Peoplocity has been selected to present in the Association of Corporate Travel Executives (ACTE) Global Education Conference to be held April 23-25 in New York City. Peoplocity was chosen as an innovative and disruptive technology that is influencing the future of the travel industry. Peoplocity will be one of the technology companies featured in the ACTE Commons, an open customized learning space based on the seven spokes of the ACTE Ferris Wheel. Peoplocity will be on stage to highlight how its two-way text communication channel is supporting both the modern business traveler’s expectations and providing travel managers with data and insights to better manage their programs. In its business travel segment, Peoplocity lets travel managers and travel management companies provide travelers with an efficient text communication channel to get feedback, manage issues and share information with business travelers throughout their trip, in real-time. Travel managers get more in-depth data and travelers feel more secure. Peoplocity Founder and CEO, George Klein, is a serial entrepreneur and executive with proven success in a variety of businesses. He has vast experience in all aspects of ownership and management of new businesses and turnarounds. The common denominator for success in all these businesses has been Klein’s ability to create a company-wide focus on providing best-in-class service. “Business travelers want to know they can easily get help while on the road. Travel managers, TMCs, and suppliers want to be able to efficiently interact with travelers to resolve issues and share important information before, during and after a trip. They also need feedback from travelers on their interactions with airlines, hotels and transportation,” comments Klein.... read more

Building a Lasting Culture of Employee Appreciation

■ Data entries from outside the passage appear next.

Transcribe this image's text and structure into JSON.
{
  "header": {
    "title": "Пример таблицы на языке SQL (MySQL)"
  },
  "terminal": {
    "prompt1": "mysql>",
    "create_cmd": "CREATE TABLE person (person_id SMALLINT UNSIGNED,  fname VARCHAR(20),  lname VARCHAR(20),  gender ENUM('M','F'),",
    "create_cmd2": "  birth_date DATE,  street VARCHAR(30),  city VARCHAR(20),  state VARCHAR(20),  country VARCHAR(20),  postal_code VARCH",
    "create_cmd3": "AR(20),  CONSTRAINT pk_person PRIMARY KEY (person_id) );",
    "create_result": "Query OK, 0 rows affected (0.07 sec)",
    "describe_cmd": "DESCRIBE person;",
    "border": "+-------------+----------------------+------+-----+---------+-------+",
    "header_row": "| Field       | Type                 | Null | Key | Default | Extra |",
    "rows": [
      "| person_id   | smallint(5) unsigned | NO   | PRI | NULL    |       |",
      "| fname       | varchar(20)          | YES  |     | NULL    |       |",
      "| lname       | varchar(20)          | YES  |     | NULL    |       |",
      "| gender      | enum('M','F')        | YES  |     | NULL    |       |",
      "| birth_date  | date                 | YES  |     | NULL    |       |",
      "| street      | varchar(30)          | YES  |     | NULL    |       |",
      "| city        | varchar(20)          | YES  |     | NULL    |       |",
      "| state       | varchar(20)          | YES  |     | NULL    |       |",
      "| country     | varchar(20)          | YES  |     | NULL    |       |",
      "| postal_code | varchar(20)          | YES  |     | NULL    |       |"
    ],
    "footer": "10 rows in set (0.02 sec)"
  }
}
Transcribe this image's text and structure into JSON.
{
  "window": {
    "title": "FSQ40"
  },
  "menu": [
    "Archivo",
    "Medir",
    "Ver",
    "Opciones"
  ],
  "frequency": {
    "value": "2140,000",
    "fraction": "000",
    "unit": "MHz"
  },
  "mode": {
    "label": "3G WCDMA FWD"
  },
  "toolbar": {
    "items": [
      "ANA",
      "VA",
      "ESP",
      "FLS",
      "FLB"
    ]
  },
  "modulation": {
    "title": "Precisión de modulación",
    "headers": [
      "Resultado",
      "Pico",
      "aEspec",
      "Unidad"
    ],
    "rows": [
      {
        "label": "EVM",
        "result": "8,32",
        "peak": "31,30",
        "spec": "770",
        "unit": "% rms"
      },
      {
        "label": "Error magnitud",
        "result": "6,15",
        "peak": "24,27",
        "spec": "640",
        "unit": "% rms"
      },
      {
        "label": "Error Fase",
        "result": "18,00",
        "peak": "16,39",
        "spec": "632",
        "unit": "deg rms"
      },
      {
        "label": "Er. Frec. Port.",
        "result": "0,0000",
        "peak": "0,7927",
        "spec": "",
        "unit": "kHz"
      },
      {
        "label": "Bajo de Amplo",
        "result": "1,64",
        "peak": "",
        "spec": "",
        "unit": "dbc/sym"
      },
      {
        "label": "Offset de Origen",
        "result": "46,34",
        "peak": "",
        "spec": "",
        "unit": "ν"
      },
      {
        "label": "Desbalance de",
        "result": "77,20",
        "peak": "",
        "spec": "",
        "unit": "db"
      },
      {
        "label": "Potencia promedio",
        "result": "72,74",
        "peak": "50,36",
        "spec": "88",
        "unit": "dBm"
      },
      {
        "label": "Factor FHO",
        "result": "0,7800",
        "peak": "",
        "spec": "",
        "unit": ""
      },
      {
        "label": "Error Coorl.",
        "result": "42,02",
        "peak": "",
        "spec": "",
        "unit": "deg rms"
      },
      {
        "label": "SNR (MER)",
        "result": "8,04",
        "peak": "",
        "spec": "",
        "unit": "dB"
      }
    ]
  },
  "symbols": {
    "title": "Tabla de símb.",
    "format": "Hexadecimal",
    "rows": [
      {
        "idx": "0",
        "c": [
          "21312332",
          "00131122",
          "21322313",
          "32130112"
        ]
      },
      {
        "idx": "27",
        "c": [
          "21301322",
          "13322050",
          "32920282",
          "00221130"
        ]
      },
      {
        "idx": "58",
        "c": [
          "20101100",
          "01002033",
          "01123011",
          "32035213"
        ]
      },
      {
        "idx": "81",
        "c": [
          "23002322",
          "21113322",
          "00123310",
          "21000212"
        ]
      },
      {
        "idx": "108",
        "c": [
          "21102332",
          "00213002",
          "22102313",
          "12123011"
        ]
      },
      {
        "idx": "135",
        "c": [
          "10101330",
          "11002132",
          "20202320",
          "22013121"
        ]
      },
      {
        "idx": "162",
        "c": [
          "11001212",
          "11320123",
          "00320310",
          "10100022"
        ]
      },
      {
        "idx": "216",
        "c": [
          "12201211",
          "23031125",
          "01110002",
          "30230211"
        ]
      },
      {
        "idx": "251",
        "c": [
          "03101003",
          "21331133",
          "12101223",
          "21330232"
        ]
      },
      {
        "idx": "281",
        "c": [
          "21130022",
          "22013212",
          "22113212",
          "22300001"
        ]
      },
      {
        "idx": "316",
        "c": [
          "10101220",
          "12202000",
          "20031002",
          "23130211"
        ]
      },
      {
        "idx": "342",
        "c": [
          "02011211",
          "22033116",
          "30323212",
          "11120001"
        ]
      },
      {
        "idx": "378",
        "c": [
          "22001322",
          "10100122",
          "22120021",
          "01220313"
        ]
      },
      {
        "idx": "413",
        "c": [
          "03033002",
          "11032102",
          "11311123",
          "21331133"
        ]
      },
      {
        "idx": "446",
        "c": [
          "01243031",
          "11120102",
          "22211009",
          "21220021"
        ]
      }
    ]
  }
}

Employee Appreciation Day is recognized on the first Friday in March. While an annual employee appreciation day is nice, building a lasting culture that values employees has a much greater impact. Businesses with a culture that values and engages employees enjoy higher productivity, lower absenteeism, lower turnover and higher profitability. Businesses that successfully build that culture also see positive results with customers. Numerous studies have found a direct link between engaged, happy employees and loyal, happy customers. Studies focused on employee engagement found that engaged employees are willing to go above and beyond for their companies and customers. There are many pieces that must work together to create a productive organizational culture. Here are three practices that build a culture that values and appreciates employees. Ask Employees For Feedback  Employees who interact with customers have a wealth of information about your customers. They are in the best position to understand customers’ likes and dislikes. They also understand how internal processes can be improved to better serve customers. Make employees a valued part of the business by asking them to watch for ways to improve how you interact with and serve customers. Establish methods for employees to regularly and easily share what they know. Value Employee Feedback Asking employees for feedback is not enough. Use the information they share to make changes that improve the experience for customers and for employees! Employees feel valued and appreciated when they see that their feedback is used to improve the organization.   Empower Employees Employees who feel valued, are motivated to go above and beyond to meet customer needs. Let them! Provide training to help employees understand customers as well... read more